Nick Woodman was a surfer. After that he was a B student. Then he failed with 2 businesses and burned a few investors along the way. His failures drove him harder in his next business, GoPro. “I was so afraid that GoPro was going to go away like Funbug that I would work my ass off. That’s what the first boom and bust did for me. I was so scared that I would fail again that I was totally committed to succeed.” He’s one of the youngest billionaires today. But stay tuned on this one, he may still have some lessons ahead, Apple just filed for some very GoPro-like patents.
4. Own your failures

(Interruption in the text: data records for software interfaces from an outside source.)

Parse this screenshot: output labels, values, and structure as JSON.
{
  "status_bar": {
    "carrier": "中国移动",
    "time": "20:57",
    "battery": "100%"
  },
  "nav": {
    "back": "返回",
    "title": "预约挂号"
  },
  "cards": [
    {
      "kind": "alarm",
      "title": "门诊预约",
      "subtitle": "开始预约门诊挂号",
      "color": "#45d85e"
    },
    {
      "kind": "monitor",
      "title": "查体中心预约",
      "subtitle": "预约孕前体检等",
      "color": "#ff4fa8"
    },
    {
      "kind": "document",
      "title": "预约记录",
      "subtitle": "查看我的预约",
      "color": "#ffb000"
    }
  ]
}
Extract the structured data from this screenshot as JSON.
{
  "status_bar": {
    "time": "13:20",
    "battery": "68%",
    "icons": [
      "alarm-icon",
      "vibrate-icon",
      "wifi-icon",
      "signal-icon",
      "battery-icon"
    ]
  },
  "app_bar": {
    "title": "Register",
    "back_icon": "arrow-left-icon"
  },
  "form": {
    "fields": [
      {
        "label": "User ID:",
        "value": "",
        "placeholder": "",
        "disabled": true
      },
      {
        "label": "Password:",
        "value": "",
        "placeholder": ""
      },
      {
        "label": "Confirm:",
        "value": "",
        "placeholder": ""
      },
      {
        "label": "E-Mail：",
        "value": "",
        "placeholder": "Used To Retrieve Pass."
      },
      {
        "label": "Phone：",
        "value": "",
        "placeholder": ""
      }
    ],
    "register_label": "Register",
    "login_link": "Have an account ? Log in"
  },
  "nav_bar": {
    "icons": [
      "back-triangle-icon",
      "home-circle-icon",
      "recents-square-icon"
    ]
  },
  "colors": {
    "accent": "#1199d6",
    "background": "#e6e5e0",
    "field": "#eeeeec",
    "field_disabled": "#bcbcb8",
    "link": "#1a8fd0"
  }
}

You can go to a conference about failure. No kidding. In 2009, Cassandra Phillipps founded FailCon. It was a one day event featuring presentations about the biggest failures from successful executives. You know what? It failed. Ashley Good who partnered with Cassandra and is a CEO in her own right comments, “You can actually say to yourself, ‘Just because I failed doesn’t mean I am a failure.’” And that advice is working out for Cassandra. She is starting up FailCon 2.0 in 2015. Look for it this fall.
The thing that all these stories have in common is that failure was one chapter in a longer book. Whether you are hitting the wall in listings or loan applications or goofed up your most recent project, every shortcoming comes with a lesson. The ones who look for that lesson usually heal up and get out there again with an improved attitude and a bit more knowledge to face future challenges.
So, how many failures will it take for you to get over the hump?